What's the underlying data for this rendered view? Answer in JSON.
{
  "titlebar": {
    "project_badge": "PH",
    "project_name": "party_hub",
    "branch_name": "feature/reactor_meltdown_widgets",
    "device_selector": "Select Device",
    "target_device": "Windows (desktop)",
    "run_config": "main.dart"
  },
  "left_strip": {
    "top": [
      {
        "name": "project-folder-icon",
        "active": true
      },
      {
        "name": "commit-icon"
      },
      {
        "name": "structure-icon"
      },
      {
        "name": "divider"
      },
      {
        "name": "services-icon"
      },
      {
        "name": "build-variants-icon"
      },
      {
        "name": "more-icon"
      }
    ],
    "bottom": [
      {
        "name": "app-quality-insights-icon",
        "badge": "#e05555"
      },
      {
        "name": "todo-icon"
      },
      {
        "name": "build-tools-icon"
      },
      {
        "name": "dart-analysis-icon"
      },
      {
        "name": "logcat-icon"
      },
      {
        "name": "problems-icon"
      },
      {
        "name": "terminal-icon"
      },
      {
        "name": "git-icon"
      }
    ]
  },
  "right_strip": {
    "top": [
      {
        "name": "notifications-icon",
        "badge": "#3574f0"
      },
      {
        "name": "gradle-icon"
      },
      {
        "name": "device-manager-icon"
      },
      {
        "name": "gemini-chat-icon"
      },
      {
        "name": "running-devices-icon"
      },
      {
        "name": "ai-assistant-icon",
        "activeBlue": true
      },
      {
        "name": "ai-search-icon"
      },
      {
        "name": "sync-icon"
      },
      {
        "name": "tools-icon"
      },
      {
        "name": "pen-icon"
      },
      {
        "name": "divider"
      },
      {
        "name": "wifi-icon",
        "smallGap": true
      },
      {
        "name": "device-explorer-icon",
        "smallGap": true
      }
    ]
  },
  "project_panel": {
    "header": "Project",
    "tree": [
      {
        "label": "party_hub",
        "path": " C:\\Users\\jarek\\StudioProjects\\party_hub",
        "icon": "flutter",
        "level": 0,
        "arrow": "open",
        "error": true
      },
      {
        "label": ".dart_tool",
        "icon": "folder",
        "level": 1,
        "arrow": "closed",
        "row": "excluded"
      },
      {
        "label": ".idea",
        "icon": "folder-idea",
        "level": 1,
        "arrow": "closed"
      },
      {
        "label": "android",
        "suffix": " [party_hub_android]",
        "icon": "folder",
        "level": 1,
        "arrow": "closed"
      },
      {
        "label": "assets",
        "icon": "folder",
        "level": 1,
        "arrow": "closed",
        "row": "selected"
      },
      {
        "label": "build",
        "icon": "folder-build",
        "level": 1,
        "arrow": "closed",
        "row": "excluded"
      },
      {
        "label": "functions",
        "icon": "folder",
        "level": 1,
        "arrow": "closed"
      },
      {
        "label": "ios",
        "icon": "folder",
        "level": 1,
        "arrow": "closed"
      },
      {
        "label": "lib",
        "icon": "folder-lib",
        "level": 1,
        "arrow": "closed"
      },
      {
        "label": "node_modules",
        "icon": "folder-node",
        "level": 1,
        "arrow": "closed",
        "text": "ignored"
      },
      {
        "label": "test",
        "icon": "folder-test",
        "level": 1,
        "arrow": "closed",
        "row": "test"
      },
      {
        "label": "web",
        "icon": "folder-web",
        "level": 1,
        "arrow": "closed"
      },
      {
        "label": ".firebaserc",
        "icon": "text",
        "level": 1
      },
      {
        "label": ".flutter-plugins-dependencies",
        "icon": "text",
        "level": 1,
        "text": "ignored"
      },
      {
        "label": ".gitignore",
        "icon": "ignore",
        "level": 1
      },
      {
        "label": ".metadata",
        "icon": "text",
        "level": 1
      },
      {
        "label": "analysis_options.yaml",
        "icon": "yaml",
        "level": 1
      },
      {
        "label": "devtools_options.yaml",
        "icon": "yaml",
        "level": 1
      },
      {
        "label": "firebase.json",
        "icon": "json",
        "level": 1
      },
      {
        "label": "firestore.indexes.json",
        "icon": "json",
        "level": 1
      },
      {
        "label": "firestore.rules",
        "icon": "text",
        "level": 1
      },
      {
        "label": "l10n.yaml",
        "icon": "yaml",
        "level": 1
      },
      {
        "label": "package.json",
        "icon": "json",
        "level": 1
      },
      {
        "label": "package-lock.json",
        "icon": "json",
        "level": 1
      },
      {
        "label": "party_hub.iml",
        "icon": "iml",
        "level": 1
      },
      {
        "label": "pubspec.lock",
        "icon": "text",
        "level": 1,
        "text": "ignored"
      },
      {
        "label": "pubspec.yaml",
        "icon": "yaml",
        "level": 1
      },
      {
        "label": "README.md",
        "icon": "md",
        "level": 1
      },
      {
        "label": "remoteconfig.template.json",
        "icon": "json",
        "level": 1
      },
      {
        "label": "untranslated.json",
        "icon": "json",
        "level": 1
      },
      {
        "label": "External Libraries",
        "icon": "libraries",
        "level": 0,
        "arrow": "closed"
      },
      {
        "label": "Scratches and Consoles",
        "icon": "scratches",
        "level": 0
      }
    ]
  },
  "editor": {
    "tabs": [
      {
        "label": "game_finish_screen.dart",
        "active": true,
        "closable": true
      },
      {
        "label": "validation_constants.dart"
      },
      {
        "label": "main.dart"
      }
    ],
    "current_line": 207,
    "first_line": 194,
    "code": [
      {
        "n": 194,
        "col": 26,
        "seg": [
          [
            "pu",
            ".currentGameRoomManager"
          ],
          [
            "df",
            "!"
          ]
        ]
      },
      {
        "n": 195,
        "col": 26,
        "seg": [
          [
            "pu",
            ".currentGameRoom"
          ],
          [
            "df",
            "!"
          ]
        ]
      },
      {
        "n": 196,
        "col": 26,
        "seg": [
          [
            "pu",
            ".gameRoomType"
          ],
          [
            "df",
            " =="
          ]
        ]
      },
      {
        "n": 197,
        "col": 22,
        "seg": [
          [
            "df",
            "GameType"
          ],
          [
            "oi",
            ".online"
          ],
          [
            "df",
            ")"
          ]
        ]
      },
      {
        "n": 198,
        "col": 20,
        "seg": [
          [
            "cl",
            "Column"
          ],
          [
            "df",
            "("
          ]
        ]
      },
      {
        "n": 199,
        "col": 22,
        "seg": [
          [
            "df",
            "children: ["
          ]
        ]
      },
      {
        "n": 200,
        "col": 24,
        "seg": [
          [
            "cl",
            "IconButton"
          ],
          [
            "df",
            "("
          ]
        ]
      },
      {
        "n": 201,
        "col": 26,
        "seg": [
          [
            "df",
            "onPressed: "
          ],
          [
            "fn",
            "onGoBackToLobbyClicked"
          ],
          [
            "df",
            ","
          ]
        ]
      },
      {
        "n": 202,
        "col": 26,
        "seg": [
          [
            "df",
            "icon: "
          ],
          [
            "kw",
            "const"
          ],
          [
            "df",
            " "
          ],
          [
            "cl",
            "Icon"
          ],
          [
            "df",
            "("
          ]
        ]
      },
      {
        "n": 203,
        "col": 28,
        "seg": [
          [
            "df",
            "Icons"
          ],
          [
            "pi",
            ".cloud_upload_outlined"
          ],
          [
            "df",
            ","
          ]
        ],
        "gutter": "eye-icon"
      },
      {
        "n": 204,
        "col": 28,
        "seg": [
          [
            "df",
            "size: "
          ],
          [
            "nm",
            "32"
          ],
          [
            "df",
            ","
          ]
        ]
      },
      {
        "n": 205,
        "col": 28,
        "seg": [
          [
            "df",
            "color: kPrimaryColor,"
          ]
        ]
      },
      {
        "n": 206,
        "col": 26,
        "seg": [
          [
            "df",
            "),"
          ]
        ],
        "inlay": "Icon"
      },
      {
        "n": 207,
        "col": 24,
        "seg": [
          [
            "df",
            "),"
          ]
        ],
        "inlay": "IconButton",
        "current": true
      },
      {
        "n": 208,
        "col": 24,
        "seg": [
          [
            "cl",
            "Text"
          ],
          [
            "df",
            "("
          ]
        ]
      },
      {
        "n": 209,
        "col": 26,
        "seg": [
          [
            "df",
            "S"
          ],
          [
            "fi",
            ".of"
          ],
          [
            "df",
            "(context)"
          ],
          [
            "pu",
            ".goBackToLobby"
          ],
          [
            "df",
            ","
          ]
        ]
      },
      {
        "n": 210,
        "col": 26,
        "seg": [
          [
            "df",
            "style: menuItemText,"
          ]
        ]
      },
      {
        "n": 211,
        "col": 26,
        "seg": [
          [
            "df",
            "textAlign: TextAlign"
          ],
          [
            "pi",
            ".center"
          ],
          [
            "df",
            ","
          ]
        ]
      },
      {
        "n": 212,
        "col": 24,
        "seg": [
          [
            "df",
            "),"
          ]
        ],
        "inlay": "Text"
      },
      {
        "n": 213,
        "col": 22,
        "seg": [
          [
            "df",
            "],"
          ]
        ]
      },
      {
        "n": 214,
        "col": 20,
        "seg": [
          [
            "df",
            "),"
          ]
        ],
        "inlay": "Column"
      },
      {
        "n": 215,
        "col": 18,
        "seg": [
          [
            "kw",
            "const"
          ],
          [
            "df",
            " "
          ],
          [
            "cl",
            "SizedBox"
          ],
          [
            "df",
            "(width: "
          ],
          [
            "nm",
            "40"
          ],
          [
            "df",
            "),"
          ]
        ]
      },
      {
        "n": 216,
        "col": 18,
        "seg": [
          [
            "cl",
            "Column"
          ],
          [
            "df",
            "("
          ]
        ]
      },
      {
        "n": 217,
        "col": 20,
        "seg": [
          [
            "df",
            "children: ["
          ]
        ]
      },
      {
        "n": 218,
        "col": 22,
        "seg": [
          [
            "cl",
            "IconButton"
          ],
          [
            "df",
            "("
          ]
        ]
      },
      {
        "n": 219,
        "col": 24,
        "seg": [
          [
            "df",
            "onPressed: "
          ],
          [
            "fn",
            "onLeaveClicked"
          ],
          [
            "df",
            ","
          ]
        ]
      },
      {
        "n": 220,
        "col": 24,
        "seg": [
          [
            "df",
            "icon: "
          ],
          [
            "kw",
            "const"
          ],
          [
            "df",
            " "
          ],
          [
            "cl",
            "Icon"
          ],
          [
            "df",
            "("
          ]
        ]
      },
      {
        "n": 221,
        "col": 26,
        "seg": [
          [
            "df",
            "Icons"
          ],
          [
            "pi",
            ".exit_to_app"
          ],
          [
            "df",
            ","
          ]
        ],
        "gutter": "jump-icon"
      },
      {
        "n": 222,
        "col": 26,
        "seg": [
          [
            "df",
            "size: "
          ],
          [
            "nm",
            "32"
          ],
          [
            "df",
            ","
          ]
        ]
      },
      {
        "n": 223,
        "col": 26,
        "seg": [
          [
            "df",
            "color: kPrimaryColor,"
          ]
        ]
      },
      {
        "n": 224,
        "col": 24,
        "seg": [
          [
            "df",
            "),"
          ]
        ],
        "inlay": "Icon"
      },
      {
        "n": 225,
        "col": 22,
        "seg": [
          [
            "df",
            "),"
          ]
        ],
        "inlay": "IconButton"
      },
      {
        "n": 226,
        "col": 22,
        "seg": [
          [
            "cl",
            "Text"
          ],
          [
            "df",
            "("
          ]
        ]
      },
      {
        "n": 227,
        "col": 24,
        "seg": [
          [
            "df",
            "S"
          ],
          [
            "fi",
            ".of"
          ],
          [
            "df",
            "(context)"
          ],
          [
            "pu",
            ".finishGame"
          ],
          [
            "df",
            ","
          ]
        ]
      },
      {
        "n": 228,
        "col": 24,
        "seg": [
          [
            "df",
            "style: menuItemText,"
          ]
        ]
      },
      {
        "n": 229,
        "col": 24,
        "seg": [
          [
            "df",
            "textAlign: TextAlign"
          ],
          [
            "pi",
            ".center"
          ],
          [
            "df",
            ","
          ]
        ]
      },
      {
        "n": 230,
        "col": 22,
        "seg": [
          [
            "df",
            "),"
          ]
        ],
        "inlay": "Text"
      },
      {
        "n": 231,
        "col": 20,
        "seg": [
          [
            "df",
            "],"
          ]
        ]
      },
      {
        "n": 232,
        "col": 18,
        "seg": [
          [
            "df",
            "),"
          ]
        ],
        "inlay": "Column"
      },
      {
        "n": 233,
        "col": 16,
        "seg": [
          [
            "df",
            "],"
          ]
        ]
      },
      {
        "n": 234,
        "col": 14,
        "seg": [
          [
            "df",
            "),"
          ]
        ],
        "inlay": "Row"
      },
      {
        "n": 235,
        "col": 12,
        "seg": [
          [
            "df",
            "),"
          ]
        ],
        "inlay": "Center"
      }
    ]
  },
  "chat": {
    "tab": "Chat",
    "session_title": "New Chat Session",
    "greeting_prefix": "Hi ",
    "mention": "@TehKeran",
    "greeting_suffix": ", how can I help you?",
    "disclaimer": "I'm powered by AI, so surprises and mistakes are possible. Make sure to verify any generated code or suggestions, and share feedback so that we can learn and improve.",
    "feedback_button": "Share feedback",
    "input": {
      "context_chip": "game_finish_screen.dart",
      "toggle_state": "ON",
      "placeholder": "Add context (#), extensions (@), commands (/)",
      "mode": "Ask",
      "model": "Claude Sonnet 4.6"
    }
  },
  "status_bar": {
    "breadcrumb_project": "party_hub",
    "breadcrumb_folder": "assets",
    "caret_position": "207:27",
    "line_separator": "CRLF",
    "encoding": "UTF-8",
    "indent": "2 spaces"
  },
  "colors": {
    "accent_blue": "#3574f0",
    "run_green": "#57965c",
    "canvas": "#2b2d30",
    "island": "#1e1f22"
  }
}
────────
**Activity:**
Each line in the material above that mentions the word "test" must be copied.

**Task result:**
        "label": "test",
        "icon": "folder-test",
        "row": "test"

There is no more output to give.